Dr. Raymond Royal Rife: Visionary Scientist or Controversial Figure?

Dr. Raymond Royal Rife remains one of the more enigmatic and controversial figures in the annals of medical history. Known for his bold claims and pioneering ideas, Rife’s legacy is a blend of groundbreaking assertions and intense skepticism. His story is a compelling narrative of innovation, conflict, and tragedy.

Invention of the Universal Microscope

In the 1930s, Dr. Rife developed the “Universal Microscope,” claiming it could magnify up to 60,000 diameters with a resolution of 31,000 diameters. This instrument was said to allow him to view microbes with unprecedented clarity, far surpassing the capabilities of other microscopes available at the time.
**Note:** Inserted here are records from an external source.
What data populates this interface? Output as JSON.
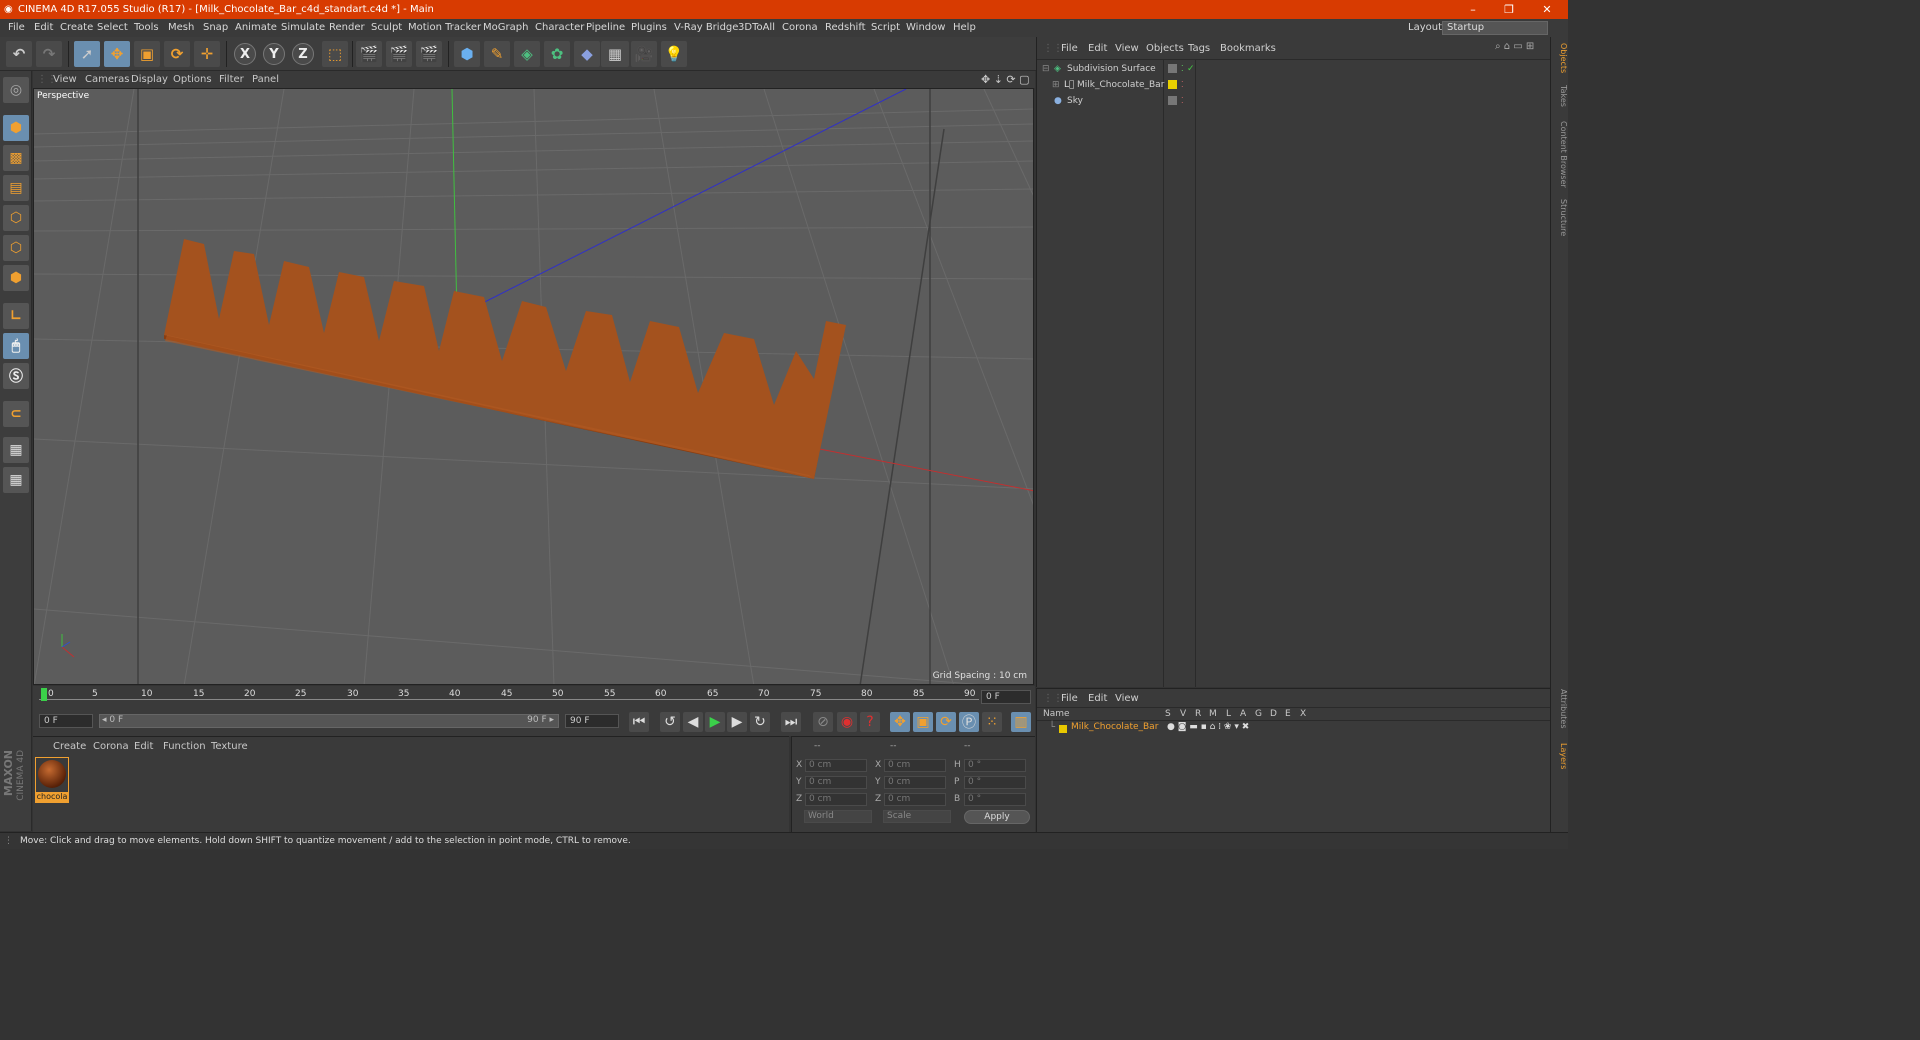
{
  "window": {
    "title": "CINEMA 4D R17.055 Studio (R17) - [Milk_Chocolate_Bar_c4d_standart.c4d *] - Main",
    "controls": [
      "–",
      "❐",
      "✕"
    ]
  },
  "menubar": {
    "items": [
      "File",
      "Edit",
      "Create",
      "Select",
      "Tools",
      "Mesh",
      "Snap",
      "Animate",
      "Simulate",
      "Render",
      "Sculpt",
      "Motion Tracker",
      "MoGraph",
      "Character",
      "Pipeline",
      "Plugins",
      "V-Ray Bridge",
      "3DToAll",
      "Corona",
      "Redshift",
      "Script",
      "Window",
      "Help"
    ],
    "layout_label": "Layout:",
    "layout_value": "Startup"
  },
  "toolbar": {
    "axis_x": "X",
    "axis_y": "Y",
    "axis_z": "Z"
  },
  "viewport": {
    "menu": [
      "View",
      "Cameras",
      "Display",
      "Options",
      "Filter",
      "Panel"
    ],
    "label": "Perspective",
    "grid_spacing": "Grid Spacing : 10 cm"
  },
  "timeline": {
    "ticks": [
      "0",
      "5",
      "10",
      "15",
      "20",
      "25",
      "30",
      "35",
      "40",
      "45",
      "50",
      "55",
      "60",
      "65",
      "70",
      "75",
      "80",
      "85",
      "90"
    ],
    "current_frame": "0 F",
    "start_field": "0 F",
    "range_start": "◂ 0 F",
    "range_end": "90 F ▸",
    "end_field": "90 F"
  },
  "material_panel": {
    "menu": [
      "Create",
      "Corona",
      "Edit",
      "Function",
      "Texture"
    ],
    "material_name": "chocola"
  },
  "coord_panel": {
    "headers": [
      "--",
      "--",
      "--"
    ],
    "rows": [
      {
        "l1": "X",
        "v1": "0 cm",
        "l2": "X",
        "v2": "0 cm",
        "l3": "H",
        "v3": "0 °"
      },
      {
        "l1": "Y",
        "v1": "0 cm",
        "l2": "Y",
        "v2": "0 cm",
        "l3": "P",
        "v3": "0 °"
      },
      {
        "l1": "Z",
        "v1": "0 cm",
        "l2": "Z",
        "v2": "0 cm",
        "l3": "B",
        "v3": "0 °"
      }
    ],
    "world": "World",
    "scale": "Scale",
    "apply": "Apply"
  },
  "object_panel": {
    "menu": [
      "File",
      "Edit",
      "View",
      "Objects",
      "Tags",
      "Bookmarks"
    ],
    "objects": [
      {
        "name": "Subdivision Surface"
      },
      {
        "name": "Milk_Chocolate_Bar"
      },
      {
        "name": "Sky"
      }
    ]
  },
  "layer_panel": {
    "menu": [
      "File",
      "Edit",
      "View"
    ],
    "col_name": "Name",
    "cols": [
      "S",
      "V",
      "R",
      "M",
      "L",
      "A",
      "G",
      "D",
      "E",
      "X"
    ],
    "layer_name": "Milk_Chocolate_Bar",
    "layer_color": "#e8c800"
  },
  "right_tabs": [
    "Objects",
    "Takes",
    "Content Browser",
    "Structure",
    "Attributes",
    "Layers"
  ],
  "status": {
    "text": "Move: Click and drag to move elements. Hold down SHIFT to quantize movement / add to the selection in point mode, CTRL to remove."
  },
  "brand": {
    "line1": "MAXON",
    "line2": "CINEMA 4D"
  },
  "colors": {
    "titlebar": "#d83b01",
    "accent": "#f0a030",
    "chocolate": "#a4521e"
  }
}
Such claims, if true, represented a significant leap in optical technology, offering insights into the cellular processes of diseases at a level that had never been possible before.
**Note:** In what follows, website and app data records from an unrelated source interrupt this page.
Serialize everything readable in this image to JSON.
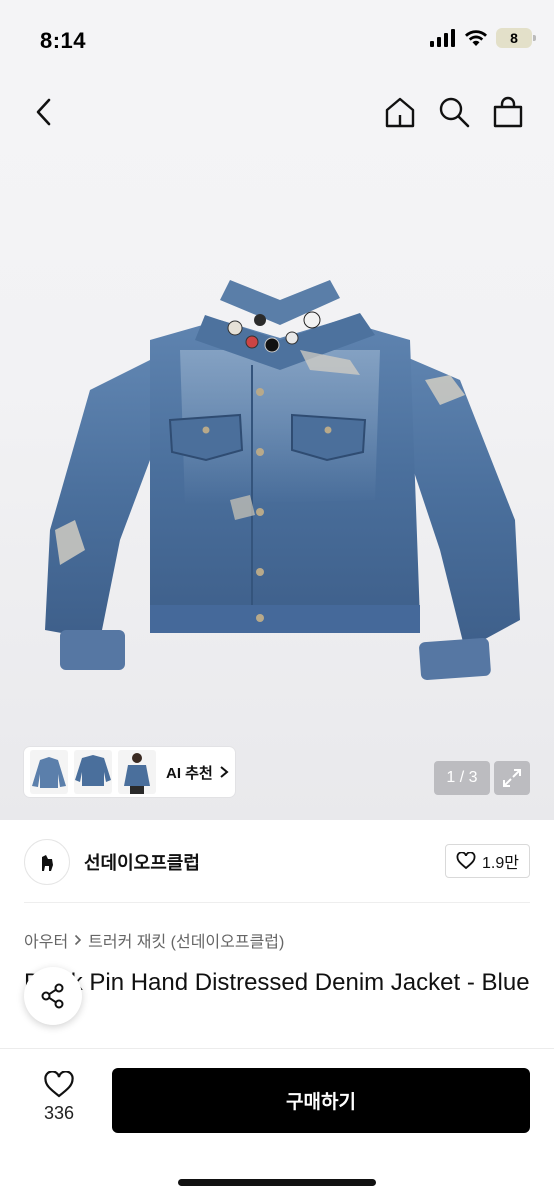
{
  "status_bar": {
    "time": "8:14",
    "battery": "8"
  },
  "gallery": {
    "pager": "1 / 3",
    "ai_label": "AI 추천"
  },
  "seller": {
    "name": "선데이오프클럽",
    "likes": "1.9만"
  },
  "breadcrumb": {
    "category": "아우터",
    "subcategory": "트러커 재킷 (선데이오프클럽)"
  },
  "product": {
    "title": "Black Pin Hand Distressed Denim Jacket - Blue"
  },
  "bottom_bar": {
    "like_count": "336",
    "buy_label": "구매하기"
  },
  "colors": {
    "denim": "#4a6f9c",
    "buy_button": "#000000",
    "background": "#f4f4f6"
  },
  "icons": [
    "back-icon",
    "home-icon",
    "search-icon",
    "bag-icon",
    "expand-icon",
    "heart-icon",
    "share-icon",
    "chevron-right-icon"
  ]
}
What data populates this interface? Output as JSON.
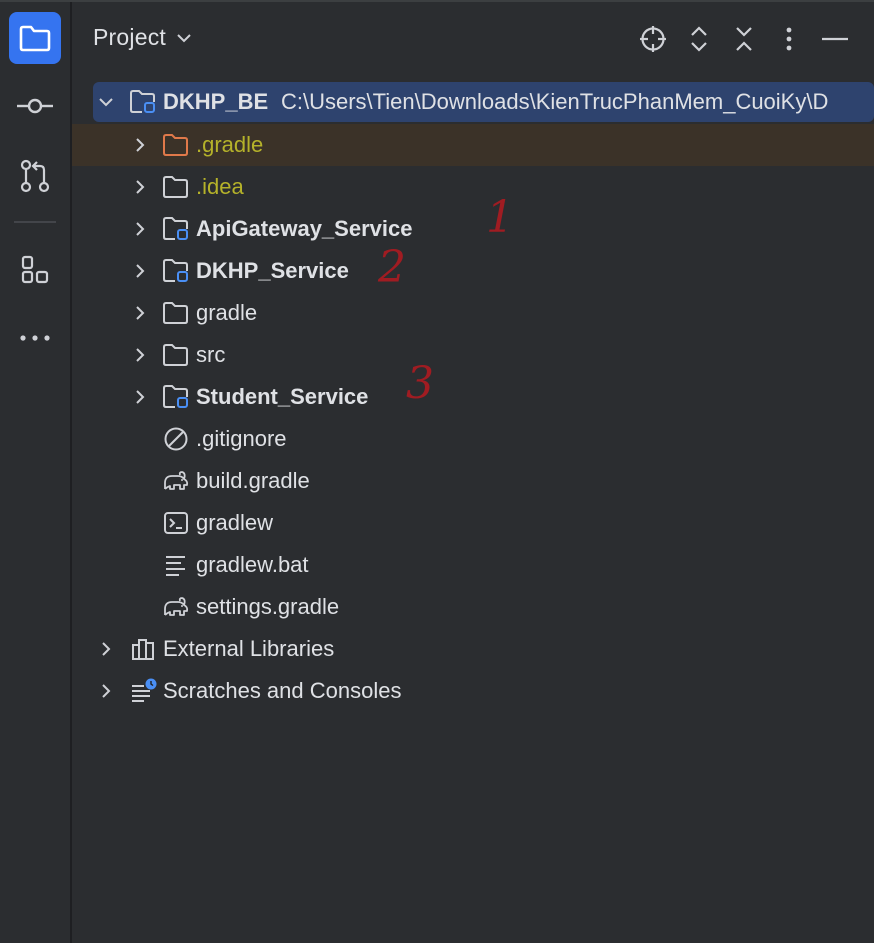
{
  "header": {
    "title": "Project"
  },
  "tree": {
    "root": {
      "label": "DKHP_BE",
      "path": "C:\\Users\\Tien\\Downloads\\KienTrucPhanMem_CuoiKy\\D"
    },
    "items": [
      {
        "label": ".gradle"
      },
      {
        "label": ".idea"
      },
      {
        "label": "ApiGateway_Service"
      },
      {
        "label": "DKHP_Service"
      },
      {
        "label": "gradle"
      },
      {
        "label": "src"
      },
      {
        "label": "Student_Service"
      },
      {
        "label": ".gitignore"
      },
      {
        "label": "build.gradle"
      },
      {
        "label": "gradlew"
      },
      {
        "label": "gradlew.bat"
      },
      {
        "label": "settings.gradle"
      }
    ],
    "external_libraries": "External Libraries",
    "scratches": "Scratches and Consoles"
  },
  "annotations": [
    "1",
    "2",
    "3"
  ],
  "colors": {
    "accent": "#3574f0",
    "selection": "#2e436e",
    "excluded_folder": "#e0794a",
    "ignored_text": "#b5b22a",
    "annotation": "#a01c22"
  }
}
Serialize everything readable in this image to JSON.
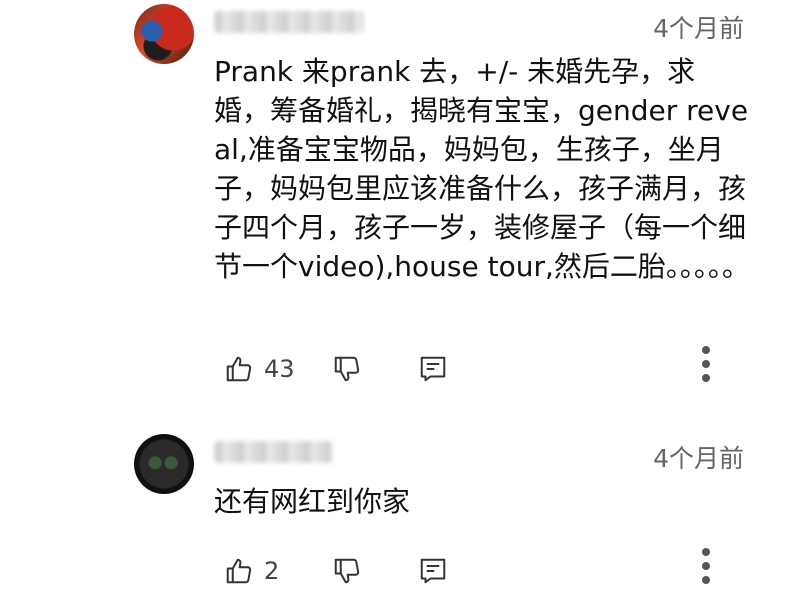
{
  "comments": [
    {
      "time": "4个月前",
      "text": "Prank 来prank 去，+/- 未婚先孕，求婚，筹备婚礼，揭晓有宝宝，gender reveal,准备宝宝物品，妈妈包，生孩子，坐月子，妈妈包里应该准备什么，孩子满月，孩子四个月，孩子一岁，装修屋子（每一个细节一个video),house tour,然后二胎。。。。。",
      "likes": "43"
    },
    {
      "time": "4个月前",
      "text": "还有网红到你家",
      "likes": "2"
    }
  ],
  "icons": {
    "like": "thumbs-up-icon",
    "dislike": "thumbs-down-icon",
    "reply": "reply-icon",
    "more": "more-vert-icon"
  }
}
Observation of Living Viruses

Rife was reportedly among the first to observe living viruses. Using his Universal Microscope, he ventured where no other scientist could, thanks to the limitations of contemporary technology. Viruses are typically viewed with electron microscopes, which only became available in the late 1930s and early 1940s, several years after Rife’s initial experiments. His assertions, however, have been met with skepticism due to the lack of verifiable evidence and the technical challenges associated with his claims.

Electromagnetic Frequency Theory

Central to Rife’s research was the belief that all medical conditions are linked to specific electromagnetic frequencies. He theorized that diseases could be effectively treated by exposing diseased cells to their resonant frequencies, thereby destroying or disabling them without harming healthy cells. This concept was rooted in the idea that each pathogen has a “Mortal Oscillatory Rate” (MOR), a specific frequency that would cause its destruction.

The 1934 Cancer Trial

Perhaps the most famous of Rife’s endeavors was the 1934 clinical trial overseen by Dr. Milbank Johnson, which involved 16 terminally ill cancer patients. According to reports, after 90 days of exposure to the frequencies recommended by Rife, 14 of the patients were completely cured. The remaining two reportedly recovered after an additional month of treatment. These results, however, were never replicated or verified in controlled conditions, casting doubt on their validity.

Conflict with the AMA

Rife’s career faced significant challenges, including his interactions with Dr. Morris Fishbein of the American Medical Association (AMA). Fishbein allegedly attempted to buy the rights to Rife’s machine, but Rife refused. Subsequently, Rife’s laboratory was reportedly destroyed by arson, and his research was largely discredited.

Discredit and Disappearance

By the mid-1940s, Rife’s most vocal supporters had died, or they had distanced themselves from his work. His revolutionary theories and research faded from public view, and the scientific community largely discredited his results.

Tragic End

Dr. Rife’s life ended in tragedy in 1971 when he died penniless at the age of 83 following a heart attack, which was complicated by an accidental overdose of Valium and alcohol. His passing marked the end of a tumultuous career that oscillated between potential scientific breakthroughs and profound professional isolation.

Dr. Raymond Royal Rife’s life and work continue to be subjects of interest and debate. While his inventions and theories were not embraced by the mainstream medical community, they have maintained a lasting legacy in alternative health circles, illustrating the fine line between revolutionary science and pseudoscience.